▸ Activity: Each record is to be given again precisely as written.
═══ Input records ═══
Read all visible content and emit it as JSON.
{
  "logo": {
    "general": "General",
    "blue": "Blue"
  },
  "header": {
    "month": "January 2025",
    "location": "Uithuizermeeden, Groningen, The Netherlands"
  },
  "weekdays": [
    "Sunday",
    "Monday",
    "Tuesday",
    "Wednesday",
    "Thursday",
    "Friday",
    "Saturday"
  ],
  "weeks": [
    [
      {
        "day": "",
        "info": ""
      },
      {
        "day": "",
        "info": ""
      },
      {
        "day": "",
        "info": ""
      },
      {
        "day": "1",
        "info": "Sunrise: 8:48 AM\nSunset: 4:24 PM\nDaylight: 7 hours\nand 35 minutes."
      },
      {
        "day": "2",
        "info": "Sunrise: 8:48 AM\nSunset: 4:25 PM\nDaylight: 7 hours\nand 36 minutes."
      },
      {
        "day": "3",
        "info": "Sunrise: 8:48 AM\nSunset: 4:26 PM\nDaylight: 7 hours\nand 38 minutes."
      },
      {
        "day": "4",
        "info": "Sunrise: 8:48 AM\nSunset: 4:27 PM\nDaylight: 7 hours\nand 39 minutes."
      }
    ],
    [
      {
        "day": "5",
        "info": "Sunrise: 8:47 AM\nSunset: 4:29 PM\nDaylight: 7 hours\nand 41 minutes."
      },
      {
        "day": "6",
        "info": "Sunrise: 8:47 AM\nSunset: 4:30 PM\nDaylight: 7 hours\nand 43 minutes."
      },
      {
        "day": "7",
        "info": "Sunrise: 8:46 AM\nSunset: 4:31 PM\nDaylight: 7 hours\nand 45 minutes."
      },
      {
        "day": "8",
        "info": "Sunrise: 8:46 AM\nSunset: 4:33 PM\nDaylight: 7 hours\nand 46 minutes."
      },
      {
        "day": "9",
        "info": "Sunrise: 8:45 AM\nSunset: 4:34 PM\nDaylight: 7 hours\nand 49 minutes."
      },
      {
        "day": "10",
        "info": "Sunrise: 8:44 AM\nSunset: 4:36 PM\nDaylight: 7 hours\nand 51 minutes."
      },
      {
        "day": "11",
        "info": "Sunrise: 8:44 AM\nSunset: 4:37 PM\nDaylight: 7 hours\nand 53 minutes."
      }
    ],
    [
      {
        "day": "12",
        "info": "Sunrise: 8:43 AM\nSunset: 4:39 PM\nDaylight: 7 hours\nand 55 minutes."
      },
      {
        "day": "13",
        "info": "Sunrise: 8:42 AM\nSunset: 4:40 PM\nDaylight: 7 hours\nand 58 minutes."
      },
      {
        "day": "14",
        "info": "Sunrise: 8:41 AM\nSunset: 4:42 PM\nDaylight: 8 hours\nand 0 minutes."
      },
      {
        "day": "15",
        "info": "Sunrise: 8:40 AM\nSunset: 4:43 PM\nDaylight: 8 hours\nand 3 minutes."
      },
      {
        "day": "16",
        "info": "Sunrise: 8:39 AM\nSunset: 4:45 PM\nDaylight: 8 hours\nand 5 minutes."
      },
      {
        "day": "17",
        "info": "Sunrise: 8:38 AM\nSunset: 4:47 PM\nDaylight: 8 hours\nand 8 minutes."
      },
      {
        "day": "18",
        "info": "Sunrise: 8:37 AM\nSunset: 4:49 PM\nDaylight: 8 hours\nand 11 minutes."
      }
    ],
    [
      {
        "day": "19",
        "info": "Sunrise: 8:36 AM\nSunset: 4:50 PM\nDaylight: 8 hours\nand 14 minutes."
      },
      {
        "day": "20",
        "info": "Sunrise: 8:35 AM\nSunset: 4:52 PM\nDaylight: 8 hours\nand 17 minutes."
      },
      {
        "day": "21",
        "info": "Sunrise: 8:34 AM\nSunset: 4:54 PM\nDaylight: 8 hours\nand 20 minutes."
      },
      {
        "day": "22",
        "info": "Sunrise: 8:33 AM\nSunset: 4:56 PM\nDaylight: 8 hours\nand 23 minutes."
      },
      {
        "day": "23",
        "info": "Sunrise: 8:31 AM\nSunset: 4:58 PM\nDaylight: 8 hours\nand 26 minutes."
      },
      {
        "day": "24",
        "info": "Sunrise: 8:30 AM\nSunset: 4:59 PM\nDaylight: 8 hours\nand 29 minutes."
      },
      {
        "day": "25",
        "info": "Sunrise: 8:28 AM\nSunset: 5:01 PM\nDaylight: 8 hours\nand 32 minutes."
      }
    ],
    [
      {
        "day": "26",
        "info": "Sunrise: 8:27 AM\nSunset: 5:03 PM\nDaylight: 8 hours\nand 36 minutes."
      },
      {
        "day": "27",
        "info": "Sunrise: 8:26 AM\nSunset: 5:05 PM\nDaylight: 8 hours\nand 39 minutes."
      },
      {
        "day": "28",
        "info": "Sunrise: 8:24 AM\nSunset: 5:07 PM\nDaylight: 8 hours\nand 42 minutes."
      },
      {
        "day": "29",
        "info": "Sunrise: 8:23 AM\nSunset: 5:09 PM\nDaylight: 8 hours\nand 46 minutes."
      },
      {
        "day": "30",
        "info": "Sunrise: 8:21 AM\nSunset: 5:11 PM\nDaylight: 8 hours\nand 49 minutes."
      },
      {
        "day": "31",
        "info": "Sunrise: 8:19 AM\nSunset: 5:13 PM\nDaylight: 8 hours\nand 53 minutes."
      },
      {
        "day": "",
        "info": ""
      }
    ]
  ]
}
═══
▸ Result for this task:
Read all visible content and emit it as JSON.
{
  "logo": {
    "general": "General",
    "blue": "Blue"
  },
  "header": {
    "month": "January 2025",
    "location": "Uithuizermeeden, Groningen, The Netherlands"
  },
  "weekdays": [
    "Sunday",
    "Monday",
    "Tuesday",
    "Wednesday",
    "Thursday",
    "Friday",
    "Saturday"
  ],
  "weeks": [
    [
      {
        "day": "",
        "info": ""
      },
      {
        "day": "",
        "info": ""
      },
      {
        "day": "",
        "info": ""
      },
      {
        "day": "1",
        "info": "Sunrise: 8:48 AM\nSunset: 4:24 PM\nDaylight: 7 hours\nand 35 minutes."
      },
      {
        "day": "2",
        "info": "Sunrise: 8:48 AM\nSunset: 4:25 PM\nDaylight: 7 hours\nand 36 minutes."
      },
      {
        "day": "3",
        "info": "Sunrise: 8:48 AM\nSunset: 4:26 PM\nDaylight: 7 hours\nand 38 minutes."
      },
      {
        "day": "4",
        "info": "Sunrise: 8:48 AM\nSunset: 4:27 PM\nDaylight: 7 hours\nand 39 minutes."
      }
    ],
    [
      {
        "day": "5",
        "info": "Sunrise: 8:47 AM\nSunset: 4:29 PM\nDaylight: 7 hours\nand 41 minutes."
      },
      {
        "day": "6",
        "info": "Sunrise: 8:47 AM\nSunset: 4:30 PM\nDaylight: 7 hours\nand 43 minutes."
      },
      {
        "day": "7",
        "info": "Sunrise: 8:46 AM\nSunset: 4:31 PM\nDaylight: 7 hours\nand 45 minutes."
      },
      {
        "day": "8",
        "info": "Sunrise: 8:46 AM\nSunset: 4:33 PM\nDaylight: 7 hours\nand 46 minutes."
      },
      {
        "day": "9",
        "info": "Sunrise: 8:45 AM\nSunset: 4:34 PM\nDaylight: 7 hours\nand 49 minutes."
      },
      {
        "day": "10",
        "info": "Sunrise: 8:44 AM\nSunset: 4:36 PM\nDaylight: 7 hours\nand 51 minutes."
      },
      {
        "day": "11",
        "info": "Sunrise: 8:44 AM\nSunset: 4:37 PM\nDaylight: 7 hours\nand 53 minutes."
      }
    ],
    [
      {
        "day": "12",
        "info": "Sunrise: 8:43 AM\nSunset: 4:39 PM\nDaylight: 7 hours\nand 55 minutes."
      },
      {
        "day": "13",
        "info": "Sunrise: 8:42 AM\nSunset: 4:40 PM\nDaylight: 7 hours\nand 58 minutes."
      },
      {
        "day": "14",
        "info": "Sunrise: 8:41 AM\nSunset: 4:42 PM\nDaylight: 8 hours\nand 0 minutes."
      },
      {
        "day": "15",
        "info": "Sunrise: 8:40 AM\nSunset: 4:43 PM\nDaylight: 8 hours\nand 3 minutes."
      },
      {
        "day": "16",
        "info": "Sunrise: 8:39 AM\nSunset: 4:45 PM\nDaylight: 8 hours\nand 5 minutes."
      },
      {
        "day": "17",
        "info": "Sunrise: 8:38 AM\nSunset: 4:47 PM\nDaylight: 8 hours\nand 8 minutes."
      },
      {
        "day": "18",
        "info": "Sunrise: 8:37 AM\nSunset: 4:49 PM\nDaylight: 8 hours\nand 11 minutes."
      }
    ],
    [
      {
        "day": "19",
        "info": "Sunrise: 8:36 AM\nSunset: 4:50 PM\nDaylight: 8 hours\nand 14 minutes."
      },
      {
        "day": "20",
        "info": "Sunrise: 8:35 AM\nSunset: 4:52 PM\nDaylight: 8 hours\nand 17 minutes."
      },
      {
        "day": "21",
        "info": "Sunrise: 8:34 AM\nSunset: 4:54 PM\nDaylight: 8 hours\nand 20 minutes."
      },
      {
        "day": "22",
        "info": "Sunrise: 8:33 AM\nSunset: 4:56 PM\nDaylight: 8 hours\nand 23 minutes."
      },
      {
        "day": "23",
        "info": "Sunrise: 8:31 AM\nSunset: 4:58 PM\nDaylight: 8 hours\nand 26 minutes."
      },
      {
        "day": "24",
        "info": "Sunrise: 8:30 AM\nSunset: 4:59 PM\nDaylight: 8 hours\nand 29 minutes."
      },
      {
        "day": "25",
        "info": "Sunrise: 8:28 AM\nSunset: 5:01 PM\nDaylight: 8 hours\nand 32 minutes."
      }
    ],
    [
      {
        "day": "26",
        "info": "Sunrise: 8:27 AM\nSunset: 5:03 PM\nDaylight: 8 hours\nand 36 minutes."
      },
      {
        "day": "27",
        "info": "Sunrise: 8:26 AM\nSunset: 5:05 PM\nDaylight: 8 hours\nand 39 minutes."
      },
      {
        "day": "28",
        "info": "Sunrise: 8:24 AM\nSunset: 5:07 PM\nDaylight: 8 hours\nand 42 minutes."
      },
      {
        "day": "29",
        "info": "Sunrise: 8:23 AM\nSunset: 5:09 PM\nDaylight: 8 hours\nand 46 minutes."
      },
      {
        "day": "30",
        "info": "Sunrise: 8:21 AM\nSunset: 5:11 PM\nDaylight: 8 hours\nand 49 minutes."
      },
      {
        "day": "31",
        "info": "Sunrise: 8:19 AM\nSunset: 5:13 PM\nDaylight: 8 hours\nand 53 minutes."
      },
      {
        "day": "",
        "info": ""
      }
    ]
  ]
}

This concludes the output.